Right now in Bradford County, Hydraulic Fracturing is a reality. It is providing fuel, and jobs to our community and other communities around the world. While the state of New York is under a moratorium. The choice is no longer “to frack or not to frack,” but a series of ramifying choices for those of us who live in both states. Remember those methane emissions I talked about earlier? A study published in the Proceedings of the National Academy of Sciences (USA) concluded that “There is a need for the natural gas industry and science community to help obtain better emissions data and for increased efforts to reduce methane leakage in order to minimize the climate footprint of natural gas.” This seems like a really important issue- gathering data to track and reduce methane leakage would make the difference between natural gas being cleaner than coal, or being just as dirty as coal. In fact there are new EPA regulations that went into effect on January of 2015 that require many wells to capture some of that Methane. As an example of Solutions that lead to other solutions, the EPA projects that not only would the “new rule would reduce emissions of volatile organic compounds by 190,000 to 290,000 tons per year and toxic air pollutants by 12,000 to 20,000 tons a year…. [through a process] known as “green completions,” at the same time the industry would save $11 million to $19 million a year because drillers would be able to capture and sell the methane that is now burned off, or flared.[x]
I never did preach that sermon in Syracuse.

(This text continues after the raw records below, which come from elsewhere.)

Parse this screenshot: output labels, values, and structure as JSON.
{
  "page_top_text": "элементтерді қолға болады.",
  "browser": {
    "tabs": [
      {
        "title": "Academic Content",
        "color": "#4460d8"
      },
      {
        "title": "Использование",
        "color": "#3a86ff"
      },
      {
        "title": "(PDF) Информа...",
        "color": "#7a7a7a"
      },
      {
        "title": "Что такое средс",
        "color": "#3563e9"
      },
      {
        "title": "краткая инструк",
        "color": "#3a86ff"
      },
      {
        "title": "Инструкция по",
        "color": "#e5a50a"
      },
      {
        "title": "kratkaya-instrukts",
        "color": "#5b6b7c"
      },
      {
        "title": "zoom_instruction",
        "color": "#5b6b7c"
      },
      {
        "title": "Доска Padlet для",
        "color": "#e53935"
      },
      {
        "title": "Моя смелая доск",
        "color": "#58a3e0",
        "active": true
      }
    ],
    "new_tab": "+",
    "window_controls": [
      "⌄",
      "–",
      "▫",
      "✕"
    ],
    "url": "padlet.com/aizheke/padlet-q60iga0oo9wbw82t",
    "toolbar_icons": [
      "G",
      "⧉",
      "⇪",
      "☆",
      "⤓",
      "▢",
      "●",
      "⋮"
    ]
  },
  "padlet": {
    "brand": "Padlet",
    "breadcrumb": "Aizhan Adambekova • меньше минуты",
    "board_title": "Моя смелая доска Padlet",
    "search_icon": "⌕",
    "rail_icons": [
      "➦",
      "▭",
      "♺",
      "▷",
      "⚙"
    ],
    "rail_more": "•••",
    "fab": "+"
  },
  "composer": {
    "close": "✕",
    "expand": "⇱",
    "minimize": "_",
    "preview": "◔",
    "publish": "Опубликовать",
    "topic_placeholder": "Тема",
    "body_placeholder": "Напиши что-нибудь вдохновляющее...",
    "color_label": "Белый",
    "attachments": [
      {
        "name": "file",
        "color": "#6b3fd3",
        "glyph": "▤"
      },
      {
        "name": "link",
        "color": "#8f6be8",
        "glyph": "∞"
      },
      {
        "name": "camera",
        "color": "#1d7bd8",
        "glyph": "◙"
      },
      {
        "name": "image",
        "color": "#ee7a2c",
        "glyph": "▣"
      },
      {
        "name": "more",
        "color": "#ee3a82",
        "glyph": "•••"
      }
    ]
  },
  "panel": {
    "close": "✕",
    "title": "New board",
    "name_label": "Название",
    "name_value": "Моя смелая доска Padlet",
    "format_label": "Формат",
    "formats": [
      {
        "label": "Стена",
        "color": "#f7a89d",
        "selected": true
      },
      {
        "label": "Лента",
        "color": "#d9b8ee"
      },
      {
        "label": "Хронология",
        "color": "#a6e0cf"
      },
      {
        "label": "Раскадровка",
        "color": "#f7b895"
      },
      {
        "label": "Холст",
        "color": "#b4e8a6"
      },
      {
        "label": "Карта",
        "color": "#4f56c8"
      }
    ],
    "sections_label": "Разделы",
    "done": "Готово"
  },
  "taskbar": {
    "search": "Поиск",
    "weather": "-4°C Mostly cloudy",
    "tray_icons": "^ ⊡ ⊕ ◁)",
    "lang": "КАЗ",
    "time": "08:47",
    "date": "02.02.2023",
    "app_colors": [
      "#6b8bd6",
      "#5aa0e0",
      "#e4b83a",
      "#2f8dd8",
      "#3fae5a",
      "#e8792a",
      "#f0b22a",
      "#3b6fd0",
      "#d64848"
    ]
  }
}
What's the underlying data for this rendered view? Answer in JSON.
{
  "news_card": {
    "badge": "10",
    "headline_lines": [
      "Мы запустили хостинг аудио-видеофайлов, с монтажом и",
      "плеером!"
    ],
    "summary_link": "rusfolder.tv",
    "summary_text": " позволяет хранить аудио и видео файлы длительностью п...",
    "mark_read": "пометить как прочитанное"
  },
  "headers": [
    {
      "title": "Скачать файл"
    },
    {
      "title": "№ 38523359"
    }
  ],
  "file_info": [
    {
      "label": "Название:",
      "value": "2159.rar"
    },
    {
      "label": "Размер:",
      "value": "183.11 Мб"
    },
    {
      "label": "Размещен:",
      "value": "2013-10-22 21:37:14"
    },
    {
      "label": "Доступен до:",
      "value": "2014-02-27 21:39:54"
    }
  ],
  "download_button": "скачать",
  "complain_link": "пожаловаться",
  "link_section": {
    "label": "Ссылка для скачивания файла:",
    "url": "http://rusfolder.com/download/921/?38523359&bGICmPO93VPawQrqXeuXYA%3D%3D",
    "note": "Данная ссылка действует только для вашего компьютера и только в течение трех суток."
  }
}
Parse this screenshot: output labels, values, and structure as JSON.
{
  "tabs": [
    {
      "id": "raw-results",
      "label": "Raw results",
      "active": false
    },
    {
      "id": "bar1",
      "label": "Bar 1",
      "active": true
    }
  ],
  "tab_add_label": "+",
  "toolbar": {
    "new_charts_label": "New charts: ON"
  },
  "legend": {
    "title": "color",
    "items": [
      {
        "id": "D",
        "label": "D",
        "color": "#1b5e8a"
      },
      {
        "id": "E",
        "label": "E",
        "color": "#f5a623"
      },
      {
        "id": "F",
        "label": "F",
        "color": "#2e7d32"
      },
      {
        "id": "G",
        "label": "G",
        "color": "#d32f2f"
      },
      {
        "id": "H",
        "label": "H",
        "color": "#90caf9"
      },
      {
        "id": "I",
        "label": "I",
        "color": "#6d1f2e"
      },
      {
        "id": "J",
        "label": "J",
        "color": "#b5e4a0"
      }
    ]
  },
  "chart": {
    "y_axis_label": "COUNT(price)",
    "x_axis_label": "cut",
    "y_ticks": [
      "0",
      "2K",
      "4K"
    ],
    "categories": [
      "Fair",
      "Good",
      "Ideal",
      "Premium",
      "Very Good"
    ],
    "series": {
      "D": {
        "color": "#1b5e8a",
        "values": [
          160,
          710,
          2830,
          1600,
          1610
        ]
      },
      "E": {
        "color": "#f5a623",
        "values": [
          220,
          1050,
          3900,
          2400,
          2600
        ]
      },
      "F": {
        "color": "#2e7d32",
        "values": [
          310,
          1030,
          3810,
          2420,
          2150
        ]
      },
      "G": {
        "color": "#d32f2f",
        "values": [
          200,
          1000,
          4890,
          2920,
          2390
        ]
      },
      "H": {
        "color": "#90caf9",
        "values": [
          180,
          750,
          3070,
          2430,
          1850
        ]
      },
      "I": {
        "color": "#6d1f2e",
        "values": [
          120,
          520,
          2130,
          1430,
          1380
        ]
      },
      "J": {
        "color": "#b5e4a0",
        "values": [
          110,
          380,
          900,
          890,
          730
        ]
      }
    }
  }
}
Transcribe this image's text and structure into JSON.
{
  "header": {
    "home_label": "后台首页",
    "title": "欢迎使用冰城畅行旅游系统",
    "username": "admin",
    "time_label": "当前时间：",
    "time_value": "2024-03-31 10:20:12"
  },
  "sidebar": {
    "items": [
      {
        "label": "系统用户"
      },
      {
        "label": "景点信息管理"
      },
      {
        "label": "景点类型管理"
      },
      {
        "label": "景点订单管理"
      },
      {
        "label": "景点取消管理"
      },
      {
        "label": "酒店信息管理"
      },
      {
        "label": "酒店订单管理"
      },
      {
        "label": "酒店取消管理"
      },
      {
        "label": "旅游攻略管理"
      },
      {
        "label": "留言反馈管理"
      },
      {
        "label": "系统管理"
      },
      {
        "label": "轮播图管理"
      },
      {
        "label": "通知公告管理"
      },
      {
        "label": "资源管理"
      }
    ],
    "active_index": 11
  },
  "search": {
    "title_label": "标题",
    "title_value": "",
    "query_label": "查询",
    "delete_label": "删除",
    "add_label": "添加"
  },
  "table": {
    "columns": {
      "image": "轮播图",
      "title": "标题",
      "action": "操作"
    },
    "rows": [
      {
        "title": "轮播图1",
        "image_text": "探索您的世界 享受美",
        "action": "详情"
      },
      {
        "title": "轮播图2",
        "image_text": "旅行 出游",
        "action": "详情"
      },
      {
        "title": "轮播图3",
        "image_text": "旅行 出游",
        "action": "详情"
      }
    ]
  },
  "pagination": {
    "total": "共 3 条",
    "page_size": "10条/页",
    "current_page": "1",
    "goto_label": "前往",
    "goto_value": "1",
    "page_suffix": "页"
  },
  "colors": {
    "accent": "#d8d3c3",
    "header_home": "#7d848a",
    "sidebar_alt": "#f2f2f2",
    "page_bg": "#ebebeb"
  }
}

I chickened out and decided to preach on something less controversial- the Doctrine of Discovery and whether European-Americans even have the right to live on the lands we now claim. What would I tell that congregation in Syracuse today? I would tell them there is no simple answer, we must be constantly looking for solutions that increase the health of the whole. As Berry says “Good solutions exist only in proof... Problems must be solved in work and in place, with particular knowledge, fidelity, and care, by people who will suffer the consequences of their mistakes.” Berry is suggesting that good solutions are created by people who know a place, work a place, and will suffer if the place suffers. That’s us. Whether our land is leased or not. It’s up to us to monitor our local creeks (as several volunteers in this congregation and in our community are doing) and know how the water in this very place is healthy or sick. It’s up to us to ask for good data on the emissions, and to ask our DEP to create and enforce standards that make sure our solutions are good not only for energy production, but for our health. I would probably tell the Syracuse congregation that good solutions may be different in their community than in ours. I would tell them not to settle for Solutions “which causes a ramifying series of problems,” but to keep looking for solutions “which causes a ramifying series of solutions.” Even if they don’t seem possible right now, we must keep looking for solutions together. Not necessarily a simple solution, but one in harmony with “the inter-nested, interlocking patterns of health”, the interconnected web of life of which we are a part.
[ii] Ramifying-“ present participle: ramifying - form branches or offshoots; spread or branch out”
[vii] http://thediplomat.com/2014/11/chinas-looming-water-shortage/, http://www.chinadaily.com.cn/china/2014-11/19/content_18942169.htm